6. Have a crisis communications plan. Effective crisis management can help to limit the damage caused by intense, negative media coverage. To be prepared, an organization must create a detailed crisis communication plan with a crisis communication team assigned to execute the plan that spells out the official spokesperson, key audiences, and internal and external communication chains of command. Practice crisis scenarios and recommended action, and have prepared fact sheets, statements and news release templates on hand. Sometimes, the best course of action might be to “wait and see” rather than risk fanning the fire.
7. Perform media training. Identifying the right spokesperson for traditional and new media is an important task. It’s not just the messages that are delivered, but how they’re delivered. A dedicated spokesperson should be versed on the do's and don’ts of effective communication, skillful handling of key message points and tough questions, and even how to dress for the camera. Social media approach to online conversations must be integrated with existing communications channels, messages and goals. A spokesperson should represent the image and persona of the company at all times.
8. Celebrate your celebrations. Normalcy is marked by parties and celebrations. New Orleans tourism’s first priority after hurricane Katrina was to stage and promote its annual Mardi Gras, letting the world know that New Orleans was open for business. Use every opportunity to tie into these events with hotel packages, discounted fares, etc. that will encourage travel and generate news.
9. Promote a destination within a destination. Cities and other cultural centers within a country can promote themselves as a stand alone destination. An excellent example: During a period of violence in Colombia, the city of Cartagena emphasized its historic appeal and why it was uniquely different – the culture and good food, its many squares, cathedrals and fortresses within this walled city.
10. When the time is right, make a big splash. Make big announcements at the right place and the right time by leveraging other location-based news and opportunities to garner the most attention. For instance, one of our first initiatives for luring tourists back was to orchestrate a press conference with a cruise line at the White House, announcing the resumption of cruise ship calls to the destination.
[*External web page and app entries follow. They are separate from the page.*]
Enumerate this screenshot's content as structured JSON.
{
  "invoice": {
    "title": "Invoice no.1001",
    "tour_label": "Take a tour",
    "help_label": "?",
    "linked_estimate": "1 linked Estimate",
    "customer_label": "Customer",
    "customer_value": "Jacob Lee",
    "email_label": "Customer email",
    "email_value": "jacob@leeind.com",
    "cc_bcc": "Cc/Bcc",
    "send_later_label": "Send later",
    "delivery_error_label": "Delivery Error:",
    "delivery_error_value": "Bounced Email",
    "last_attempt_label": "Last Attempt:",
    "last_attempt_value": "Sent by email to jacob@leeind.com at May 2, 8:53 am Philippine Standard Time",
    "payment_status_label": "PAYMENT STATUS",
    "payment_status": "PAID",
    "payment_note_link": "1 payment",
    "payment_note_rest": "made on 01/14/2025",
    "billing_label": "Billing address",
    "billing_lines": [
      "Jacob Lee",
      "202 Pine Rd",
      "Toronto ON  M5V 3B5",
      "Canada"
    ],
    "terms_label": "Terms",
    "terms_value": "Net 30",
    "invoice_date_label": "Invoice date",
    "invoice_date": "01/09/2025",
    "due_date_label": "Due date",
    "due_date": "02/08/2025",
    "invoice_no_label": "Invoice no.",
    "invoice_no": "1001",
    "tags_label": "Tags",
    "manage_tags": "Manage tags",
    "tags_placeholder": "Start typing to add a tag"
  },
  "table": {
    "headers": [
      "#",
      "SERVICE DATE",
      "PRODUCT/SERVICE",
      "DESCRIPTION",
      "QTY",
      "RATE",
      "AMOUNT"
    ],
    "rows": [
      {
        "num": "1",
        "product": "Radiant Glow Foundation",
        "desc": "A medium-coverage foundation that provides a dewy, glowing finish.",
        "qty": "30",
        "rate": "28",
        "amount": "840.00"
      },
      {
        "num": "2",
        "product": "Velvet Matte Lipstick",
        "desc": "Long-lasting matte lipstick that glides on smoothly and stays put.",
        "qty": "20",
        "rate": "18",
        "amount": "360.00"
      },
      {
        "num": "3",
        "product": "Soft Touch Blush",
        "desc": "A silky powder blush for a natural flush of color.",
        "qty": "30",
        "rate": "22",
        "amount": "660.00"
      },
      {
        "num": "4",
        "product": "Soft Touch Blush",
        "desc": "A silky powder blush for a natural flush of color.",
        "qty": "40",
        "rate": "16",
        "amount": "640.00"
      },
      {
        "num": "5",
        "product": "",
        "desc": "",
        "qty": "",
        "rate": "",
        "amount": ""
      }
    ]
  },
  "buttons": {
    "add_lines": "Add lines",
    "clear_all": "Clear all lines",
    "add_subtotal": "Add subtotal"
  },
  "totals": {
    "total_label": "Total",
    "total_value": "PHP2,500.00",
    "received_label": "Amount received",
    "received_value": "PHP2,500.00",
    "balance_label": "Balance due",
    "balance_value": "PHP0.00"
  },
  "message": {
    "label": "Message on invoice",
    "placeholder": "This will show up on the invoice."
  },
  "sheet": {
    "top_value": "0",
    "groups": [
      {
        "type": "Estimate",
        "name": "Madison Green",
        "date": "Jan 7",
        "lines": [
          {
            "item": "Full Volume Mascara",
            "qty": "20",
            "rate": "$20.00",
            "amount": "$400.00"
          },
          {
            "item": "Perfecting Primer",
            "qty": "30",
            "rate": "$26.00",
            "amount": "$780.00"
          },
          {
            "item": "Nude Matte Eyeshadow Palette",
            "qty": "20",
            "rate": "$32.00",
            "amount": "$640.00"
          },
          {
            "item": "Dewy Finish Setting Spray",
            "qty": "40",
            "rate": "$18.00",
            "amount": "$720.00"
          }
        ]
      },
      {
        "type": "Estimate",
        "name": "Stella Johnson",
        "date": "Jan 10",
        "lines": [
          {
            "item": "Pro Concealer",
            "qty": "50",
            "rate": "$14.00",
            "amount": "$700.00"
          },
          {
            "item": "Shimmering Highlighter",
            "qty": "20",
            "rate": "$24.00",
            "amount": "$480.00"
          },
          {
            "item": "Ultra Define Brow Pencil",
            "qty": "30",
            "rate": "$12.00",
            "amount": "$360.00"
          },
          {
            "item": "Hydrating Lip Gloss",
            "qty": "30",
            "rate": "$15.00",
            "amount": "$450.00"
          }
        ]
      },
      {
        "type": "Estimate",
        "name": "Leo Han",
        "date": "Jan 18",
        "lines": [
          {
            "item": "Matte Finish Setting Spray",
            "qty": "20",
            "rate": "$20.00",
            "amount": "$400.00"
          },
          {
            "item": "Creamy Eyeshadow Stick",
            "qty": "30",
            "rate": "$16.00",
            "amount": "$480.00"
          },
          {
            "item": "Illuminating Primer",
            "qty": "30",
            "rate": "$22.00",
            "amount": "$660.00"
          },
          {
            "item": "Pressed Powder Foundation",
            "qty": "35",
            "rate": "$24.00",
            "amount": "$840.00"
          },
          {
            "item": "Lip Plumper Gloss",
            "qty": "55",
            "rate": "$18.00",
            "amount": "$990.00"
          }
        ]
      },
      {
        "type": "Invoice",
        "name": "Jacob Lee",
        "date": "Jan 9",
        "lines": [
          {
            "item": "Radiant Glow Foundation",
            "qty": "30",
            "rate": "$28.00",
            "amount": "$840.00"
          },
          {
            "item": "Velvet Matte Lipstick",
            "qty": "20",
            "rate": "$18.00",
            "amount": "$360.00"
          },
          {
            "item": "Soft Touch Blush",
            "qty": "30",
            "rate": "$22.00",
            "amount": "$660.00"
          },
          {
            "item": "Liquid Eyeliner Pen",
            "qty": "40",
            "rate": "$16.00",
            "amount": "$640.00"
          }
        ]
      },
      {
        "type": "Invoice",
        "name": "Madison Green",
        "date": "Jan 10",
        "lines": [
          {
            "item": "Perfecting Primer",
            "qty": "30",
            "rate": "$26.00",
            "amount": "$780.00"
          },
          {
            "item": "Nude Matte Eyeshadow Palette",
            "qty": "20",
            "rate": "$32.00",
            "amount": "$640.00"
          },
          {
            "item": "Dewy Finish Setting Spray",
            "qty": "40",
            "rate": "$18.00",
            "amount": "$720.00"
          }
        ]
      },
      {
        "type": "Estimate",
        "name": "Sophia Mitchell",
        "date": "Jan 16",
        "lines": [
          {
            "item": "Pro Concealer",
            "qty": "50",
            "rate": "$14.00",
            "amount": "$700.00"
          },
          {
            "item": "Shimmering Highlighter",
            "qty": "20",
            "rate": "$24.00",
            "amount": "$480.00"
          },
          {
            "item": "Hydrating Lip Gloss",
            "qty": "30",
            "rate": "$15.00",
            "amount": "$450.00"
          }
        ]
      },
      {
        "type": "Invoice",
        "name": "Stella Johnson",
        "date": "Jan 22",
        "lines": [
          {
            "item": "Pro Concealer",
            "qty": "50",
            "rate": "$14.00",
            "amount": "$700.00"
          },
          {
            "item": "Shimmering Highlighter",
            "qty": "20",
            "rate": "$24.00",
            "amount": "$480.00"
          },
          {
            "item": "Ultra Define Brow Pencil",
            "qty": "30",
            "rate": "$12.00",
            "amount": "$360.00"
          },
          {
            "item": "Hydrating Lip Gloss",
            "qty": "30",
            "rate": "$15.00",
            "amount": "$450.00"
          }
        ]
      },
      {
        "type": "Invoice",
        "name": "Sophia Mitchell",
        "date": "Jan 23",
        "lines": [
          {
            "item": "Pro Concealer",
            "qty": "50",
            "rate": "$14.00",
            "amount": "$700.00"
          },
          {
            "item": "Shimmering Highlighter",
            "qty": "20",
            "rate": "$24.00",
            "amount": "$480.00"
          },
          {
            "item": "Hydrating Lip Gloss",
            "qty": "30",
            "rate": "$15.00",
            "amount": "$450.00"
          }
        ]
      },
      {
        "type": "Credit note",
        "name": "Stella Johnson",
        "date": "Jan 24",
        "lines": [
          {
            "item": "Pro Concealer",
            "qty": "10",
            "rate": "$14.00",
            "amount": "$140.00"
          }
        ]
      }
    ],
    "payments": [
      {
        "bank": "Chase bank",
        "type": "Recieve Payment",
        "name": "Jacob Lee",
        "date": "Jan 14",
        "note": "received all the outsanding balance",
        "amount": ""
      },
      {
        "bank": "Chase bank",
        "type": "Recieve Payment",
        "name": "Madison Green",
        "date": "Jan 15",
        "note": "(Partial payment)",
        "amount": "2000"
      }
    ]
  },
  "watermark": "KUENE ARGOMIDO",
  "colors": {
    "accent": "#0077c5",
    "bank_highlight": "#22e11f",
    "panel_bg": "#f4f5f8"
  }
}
11. Image building is a process. Continuity is crucial and stay consistent. Your destination’s marketing communications should create a single impression and build a strong brand. Marketing programs also require cooperation on the part of the destination’s departments, programs and offices in times of transition. Don’t squander precious marketing resources by embarking on a program and then changing or abandoning it a year later.